Local legislators cheered Cuomo's decision. State Sen. Robert G. Ortt, R-North Tonawanda, a frequent Cuomo critic, called it "long overdue."
"These businesses, localities, and residents have been forced to live with dangerous flooding that has caused immense financial strain due to the implementation of Plan 2014," Ortt said. "New York State cannot continue to be the sole provider of emergency relief funding for residents impacted by Lake Ontario’s flooding, and it is time for the federal government to take responsibility for the damage it has caused."
"Thank you, Gov. Cuomo, for your continued attention to the devastation the Niagara River and Lake Ontario shorelines have experienced as a direct result of the failed policy of the IJC," said Assemblyman Angelo J. Morinello, R-Niagara Falls. "The governor's actions will hold the IJC accountable."
Cuomo said the state committed $170 million in 2017 to repair damage to public infrastructure and reimburse lakefront property owners for costs they incurred to repair and protect their properties.
This year, the state allocated $300 million for the same purposes, including $20 million to reimburse homeowners.
Cuomo also appointed a commission, the Resiliency and Economic Development Initiative, to make long-term plans for preventing future damage from high water. It allocated $15 million to each of the eight counties along the lake and the St. Lawrence for such infrastructure projects.

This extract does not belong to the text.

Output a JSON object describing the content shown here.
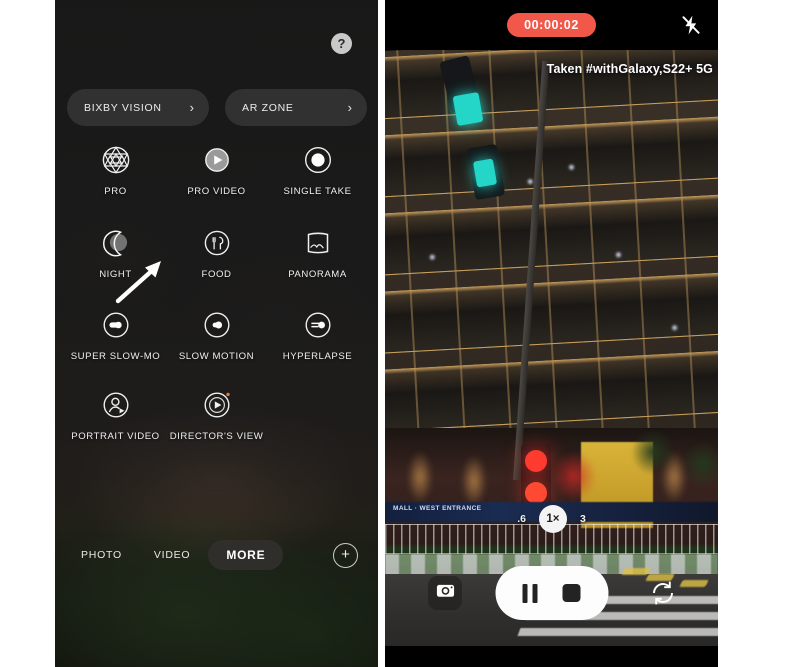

Last week, the panel slightly altered the rules for the use of the money. It allocated $30 million to assist lakefront businesses with protection projects. The state would pay 50% of the cost of such projects, with a cap of $200,000 per project and a local matching share of 5% of the state's contribution.
The commission also ruled that the state would assist owners of second homes along the lake with any money left after all the primary home projects are reimbursed. Until last week, second homes were not eligible for aid.